Hap­py and excit­ed trekkers lis­ten­ing to me weave sto­ries of Nepali his­to­ry and cul­ture as we walk through our days — yoga and stretch­ing in the sun­shine of an alpine val­ley with only the sound of wind and glacial streams around us — sto­ries of climb­ing and adven­ture, dan­ger and res­cues, told by Pem­ba over din­ner — prayer flags whip­ping in the wind on the roofs of vil­lage homes and strung across high pass­es — yak car­a­vans with bells clang­ing as the ani­mals lum­ber up steep trail — teach­ing about Bud­dhist phi­los­o­phy and the mean­ings of paint­ings on monastery walls — stars crisp in the thin air and moun­tains float­ing in moon­light — avalanch­es that crack and rum­ble down in the night as we sleep in tents on a glacier.

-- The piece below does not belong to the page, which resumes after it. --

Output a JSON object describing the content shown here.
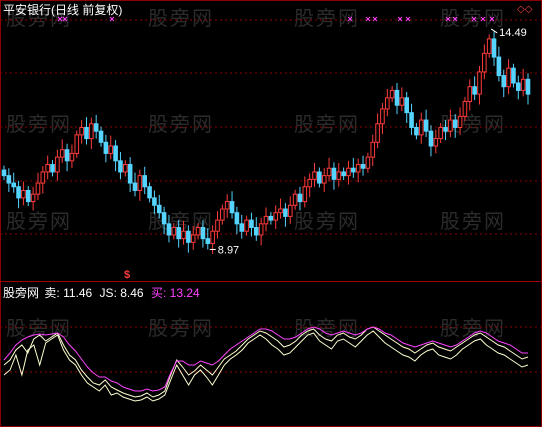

But…sometimes guid­ing a trip to Ever­est Base Camp is like this:

A knock on my door at 1:30 am by some­one who is throw­ing up, scared, and sick — watch­ing care­ful­ly who eats their din­ner (loss of appetite being a com­mon alti­tude prob­lem) — test rid­ing hors­es to deter­mine if they’re too unruly uphill/​downhill for evac­u­at­ing weak clients — find­ing the only unin­ter­rupt­ed 30 min­utes of per­son­al time in my day is from 5:30 to 6:00 am — being respon­si­ble for the health of 20 – 40 Nepali staff in addi­tion to clients — no show­er for over a week…and then always being the last in the group to show­er — some­one break­ing into tears because they are sick and tired and just want to give up (and help­ing them find the strength to con­tin­ue) — frozen tooth­paste, again.

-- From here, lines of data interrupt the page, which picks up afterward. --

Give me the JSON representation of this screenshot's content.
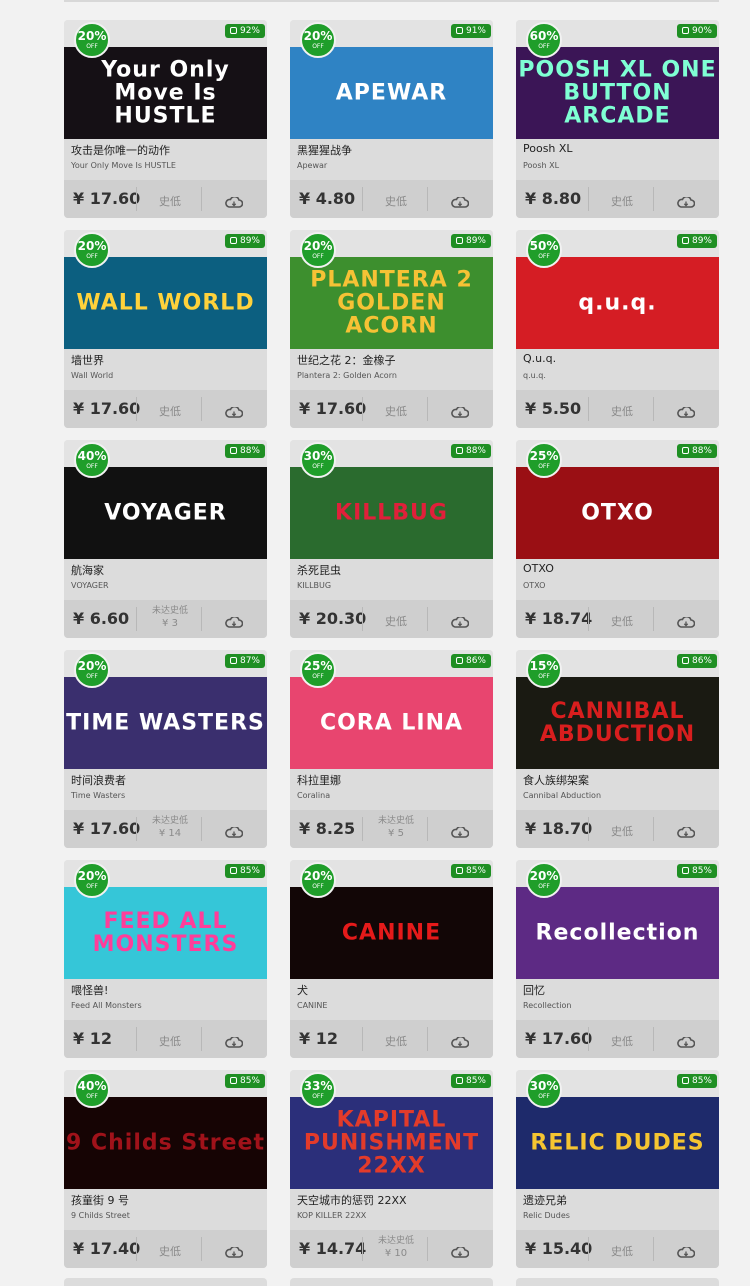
{
  "badge_off": "OFF",
  "cards": [
    {
      "discount": "20%",
      "rating": "92%",
      "name_cn": "攻击是你唯一的动作",
      "name_en": "Your Only Move Is HUSTLE",
      "price": "¥ 17.60",
      "low": "史低",
      "art_text": "Your Only Move Is HUSTLE",
      "art_bg": "#151015",
      "art_fg": "#ffffff"
    },
    {
      "discount": "20%",
      "rating": "91%",
      "name_cn": "黑猩猩战争",
      "name_en": "Apewar",
      "price": "¥ 4.80",
      "low": "史低",
      "art_text": "APEWAR",
      "art_bg": "#2f83c4",
      "art_fg": "#ffffff"
    },
    {
      "discount": "60%",
      "rating": "90%",
      "name_cn": "Poosh XL",
      "name_en": "Poosh XL",
      "price": "¥ 8.80",
      "low": "史低",
      "art_text": "POOSH XL ONE BUTTON ARCADE",
      "art_bg": "#3b1556",
      "art_fg": "#7fffd4"
    },
    {
      "discount": "20%",
      "rating": "89%",
      "name_cn": "墙世界",
      "name_en": "Wall World",
      "price": "¥ 17.60",
      "low": "史低",
      "art_text": "WALL WORLD",
      "art_bg": "#0c5f80",
      "art_fg": "#ffd23b"
    },
    {
      "discount": "20%",
      "rating": "89%",
      "name_cn": "世纪之花 2：金橡子",
      "name_en": "Plantera 2: Golden Acorn",
      "price": "¥ 17.60",
      "low": "史低",
      "art_text": "PLANTERA 2 GOLDEN ACORN",
      "art_bg": "#3d8f2e",
      "art_fg": "#f6c235"
    },
    {
      "discount": "50%",
      "rating": "89%",
      "name_cn": "Q.u.q.",
      "name_en": "q.u.q.",
      "price": "¥ 5.50",
      "low": "史低",
      "art_text": "q.u.q.",
      "art_bg": "#d51d24",
      "art_fg": "#ffffff"
    },
    {
      "discount": "40%",
      "rating": "88%",
      "name_cn": "航海家",
      "name_en": "VOYAGER",
      "price": "¥ 6.60",
      "low": "",
      "low_line1": "未达史低",
      "low_line2": "¥ 3",
      "art_text": "VOYAGER",
      "art_bg": "#111111",
      "art_fg": "#ffffff"
    },
    {
      "discount": "30%",
      "rating": "88%",
      "name_cn": "杀死昆虫",
      "name_en": "KILLBUG",
      "price": "¥ 20.30",
      "low": "史低",
      "art_text": "KILLBUG",
      "art_bg": "#2a6b2e",
      "art_fg": "#e0203a"
    },
    {
      "discount": "25%",
      "rating": "88%",
      "name_cn": "OTXO",
      "name_en": "OTXO",
      "price": "¥ 18.74",
      "low": "史低",
      "art_text": "OTXO",
      "art_bg": "#9a0f14",
      "art_fg": "#ffffff"
    },
    {
      "discount": "20%",
      "rating": "87%",
      "name_cn": "时间浪费者",
      "name_en": "Time Wasters",
      "price": "¥ 17.60",
      "low": "",
      "low_line1": "未达史低",
      "low_line2": "¥ 14",
      "art_text": "TIME WASTERS",
      "art_bg": "#3a2f6e",
      "art_fg": "#ffffff"
    },
    {
      "discount": "25%",
      "rating": "86%",
      "name_cn": "科拉里娜",
      "name_en": "Coralina",
      "price": "¥ 8.25",
      "low": "",
      "low_line1": "未达史低",
      "low_line2": "¥ 5",
      "art_text": "CORA LINA",
      "art_bg": "#e8456f",
      "art_fg": "#ffffff"
    },
    {
      "discount": "15%",
      "rating": "86%",
      "name_cn": "食人族绑架案",
      "name_en": "Cannibal Abduction",
      "price": "¥ 18.70",
      "low": "史低",
      "art_text": "CANNIBAL ABDUCTION",
      "art_bg": "#1a1a12",
      "art_fg": "#d81e1e"
    },
    {
      "discount": "20%",
      "rating": "85%",
      "name_cn": "喂怪兽!",
      "name_en": "Feed All Monsters",
      "price": "¥ 12",
      "low": "史低",
      "art_text": "FEED ALL MONSTERS",
      "art_bg": "#35c6d8",
      "art_fg": "#ff3d9a"
    },
    {
      "discount": "20%",
      "rating": "85%",
      "name_cn": "犬",
      "name_en": "CANINE",
      "price": "¥ 12",
      "low": "史低",
      "art_text": "CANINE",
      "art_bg": "#120606",
      "art_fg": "#e51a1a"
    },
    {
      "discount": "20%",
      "rating": "85%",
      "name_cn": "回忆",
      "name_en": "Recollection",
      "price": "¥ 17.60",
      "low": "史低",
      "art_text": "Recollection",
      "art_bg": "#5d2a84",
      "art_fg": "#ffffff"
    },
    {
      "discount": "40%",
      "rating": "85%",
      "name_cn": "孩童街 9 号",
      "name_en": "9 Childs Street",
      "price": "¥ 17.40",
      "low": "史低",
      "art_text": "9 Childs Street",
      "art_bg": "#160404",
      "art_fg": "#a0121a"
    },
    {
      "discount": "33%",
      "rating": "85%",
      "name_cn": "天空城市的惩罚 22XX",
      "name_en": "KOP KILLER 22XX",
      "price": "¥ 14.74",
      "low": "",
      "low_line1": "未达史低",
      "low_line2": "¥ 10",
      "art_text": "KAPITAL PUNISHMENT 22XX",
      "art_bg": "#2b2f7a",
      "art_fg": "#e33b2a"
    },
    {
      "discount": "30%",
      "rating": "85%",
      "name_cn": "遗迹兄弟",
      "name_en": "Relic Dudes",
      "price": "¥ 15.40",
      "low": "史低",
      "art_text": "RELIC DUDES",
      "art_bg": "#1e2a6b",
      "art_fg": "#f5c531"
    }
  ]
}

The thing is, guid­ing in Nepal is nev­er one or the oth­er. It’s all wrapped up togeth­er, and even the hard parts are reward­ing – for me and for my clients. See­ing peo­ple over­come their phys­i­cal and men­tal chal­lenges, see­ing their joy and awe in the moun­tains, see­ing their pride and sat­is­fac­tion at accom­plish­ing more than they ever bar­gained for when they first sent in a trip appli­ca­tion, see­ing them joke with and tease our Nepali staff with easy famil­iar­i­ty – it’s all part of why I keep com­ing back to do it again and again.

Some adven­tur­ers get addict­ed to dan­ger and thrill. I think I’m addict­ed to the inten­si­ty of per­son­al trans­for­ma­tion that occurs in peo­ple on these trips. I love sup­port­ing it, wit­ness­ing it, being part of it…but it’s a good thing I’m going on vaca­tion next week. I’m tired!

Retrac­ing Our Steps — the trek back to Lukla

Down to Debuche and its qui­et nunnery.

Down to Nam­che and the feel­ing of towns and people

Return­ing to Nam­che Bazaar, biggest town in the area

Down to Luk­la in a long day of hik­ing where we cel­e­brate the end of our trek.

Low­land pas­toral on the way to Lukla


On the final night in the moun­tains we have a big Nepali din­ner all togeth­er: rice, lentils, veg­eta­bles, chick­en cur­ry. Our Nepali staff sing tra­di­tion­al songs, feed us local moon­shine, and then send us out on an ear­ly morn­ing flight to Kath­man­du. Both Nepalis and clients are moved as we part. Say­ing good­bye makes every­one real­ize just how much we’ve been through togeth­er and how much we’ve grown to know one another.

Video: The Porters Sing To Us

Pre­vi­ous EBC Blog